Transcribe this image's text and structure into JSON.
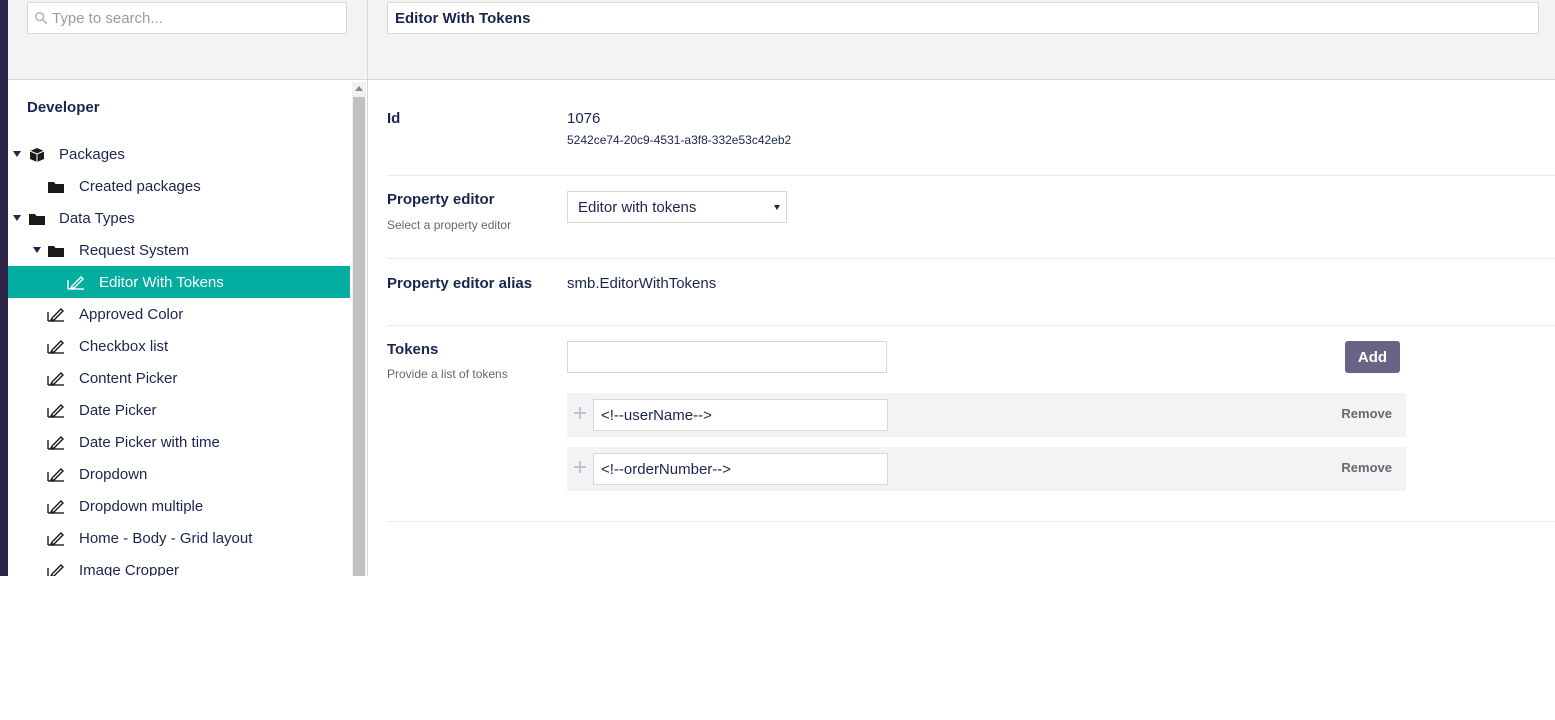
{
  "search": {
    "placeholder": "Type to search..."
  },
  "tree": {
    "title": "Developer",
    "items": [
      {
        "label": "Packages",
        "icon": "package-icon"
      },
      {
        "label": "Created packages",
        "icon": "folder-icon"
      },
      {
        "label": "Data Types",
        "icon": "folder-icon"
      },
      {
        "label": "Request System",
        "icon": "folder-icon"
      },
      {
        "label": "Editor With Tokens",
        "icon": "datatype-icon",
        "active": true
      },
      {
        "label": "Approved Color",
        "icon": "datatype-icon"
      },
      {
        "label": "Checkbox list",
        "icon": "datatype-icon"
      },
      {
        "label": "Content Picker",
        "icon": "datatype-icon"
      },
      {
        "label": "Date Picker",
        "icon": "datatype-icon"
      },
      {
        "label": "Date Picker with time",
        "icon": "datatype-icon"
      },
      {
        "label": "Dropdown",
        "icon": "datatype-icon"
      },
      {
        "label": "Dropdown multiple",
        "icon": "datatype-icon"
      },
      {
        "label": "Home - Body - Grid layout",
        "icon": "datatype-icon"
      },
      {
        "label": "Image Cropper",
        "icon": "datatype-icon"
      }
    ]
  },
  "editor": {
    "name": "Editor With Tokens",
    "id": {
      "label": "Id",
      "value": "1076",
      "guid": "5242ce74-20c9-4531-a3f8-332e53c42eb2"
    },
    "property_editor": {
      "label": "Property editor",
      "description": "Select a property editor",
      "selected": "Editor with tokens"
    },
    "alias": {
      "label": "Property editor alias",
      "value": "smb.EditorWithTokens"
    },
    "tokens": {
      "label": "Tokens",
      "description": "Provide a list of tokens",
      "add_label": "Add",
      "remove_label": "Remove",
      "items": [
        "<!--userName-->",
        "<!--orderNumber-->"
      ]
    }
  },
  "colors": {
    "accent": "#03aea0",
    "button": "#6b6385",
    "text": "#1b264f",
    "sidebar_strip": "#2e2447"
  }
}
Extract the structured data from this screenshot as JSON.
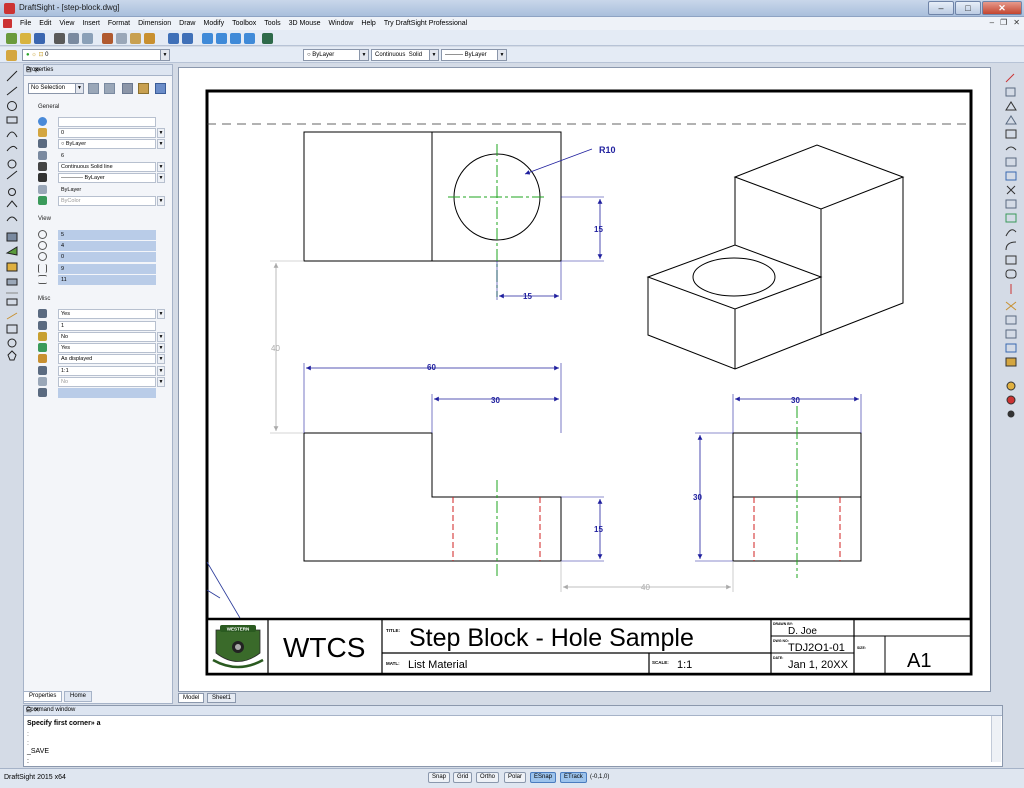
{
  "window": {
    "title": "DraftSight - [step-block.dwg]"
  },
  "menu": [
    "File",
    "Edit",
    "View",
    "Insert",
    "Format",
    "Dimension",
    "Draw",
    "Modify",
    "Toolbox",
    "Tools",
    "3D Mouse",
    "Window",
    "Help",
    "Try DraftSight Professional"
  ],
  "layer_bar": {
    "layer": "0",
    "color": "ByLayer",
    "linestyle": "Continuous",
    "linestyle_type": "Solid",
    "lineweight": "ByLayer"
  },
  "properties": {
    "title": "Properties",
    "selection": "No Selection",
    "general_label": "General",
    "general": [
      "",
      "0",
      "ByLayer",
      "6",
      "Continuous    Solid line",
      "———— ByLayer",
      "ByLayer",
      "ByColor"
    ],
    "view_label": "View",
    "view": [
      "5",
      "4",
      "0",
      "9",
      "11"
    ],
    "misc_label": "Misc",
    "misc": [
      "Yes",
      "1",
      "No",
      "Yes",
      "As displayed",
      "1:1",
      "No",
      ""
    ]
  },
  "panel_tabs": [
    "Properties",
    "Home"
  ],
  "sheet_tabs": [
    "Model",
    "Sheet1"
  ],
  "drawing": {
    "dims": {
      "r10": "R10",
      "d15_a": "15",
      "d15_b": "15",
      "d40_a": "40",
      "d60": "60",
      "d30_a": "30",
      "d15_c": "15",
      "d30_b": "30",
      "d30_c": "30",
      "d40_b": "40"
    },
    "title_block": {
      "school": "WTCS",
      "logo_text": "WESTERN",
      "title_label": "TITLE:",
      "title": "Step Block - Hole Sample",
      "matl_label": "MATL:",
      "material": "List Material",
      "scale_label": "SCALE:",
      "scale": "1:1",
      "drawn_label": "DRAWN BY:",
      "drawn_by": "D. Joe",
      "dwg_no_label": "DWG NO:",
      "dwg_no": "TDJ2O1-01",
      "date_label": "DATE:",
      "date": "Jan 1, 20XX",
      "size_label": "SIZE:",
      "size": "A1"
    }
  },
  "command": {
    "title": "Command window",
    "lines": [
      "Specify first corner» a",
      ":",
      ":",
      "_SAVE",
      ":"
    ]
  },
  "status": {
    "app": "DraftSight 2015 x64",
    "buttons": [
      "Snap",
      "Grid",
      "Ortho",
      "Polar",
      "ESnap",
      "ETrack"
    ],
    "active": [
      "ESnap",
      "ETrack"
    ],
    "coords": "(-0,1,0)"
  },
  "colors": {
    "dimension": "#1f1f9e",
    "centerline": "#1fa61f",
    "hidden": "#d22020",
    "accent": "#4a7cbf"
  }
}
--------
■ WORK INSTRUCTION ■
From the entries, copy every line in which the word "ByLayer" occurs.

■ WRITTEN SOLUTION ■
    "color": "ByLayer",
    "lineweight": "ByLayer"
      "ByLayer",
      "———— ByLayer",
      "ByLayer",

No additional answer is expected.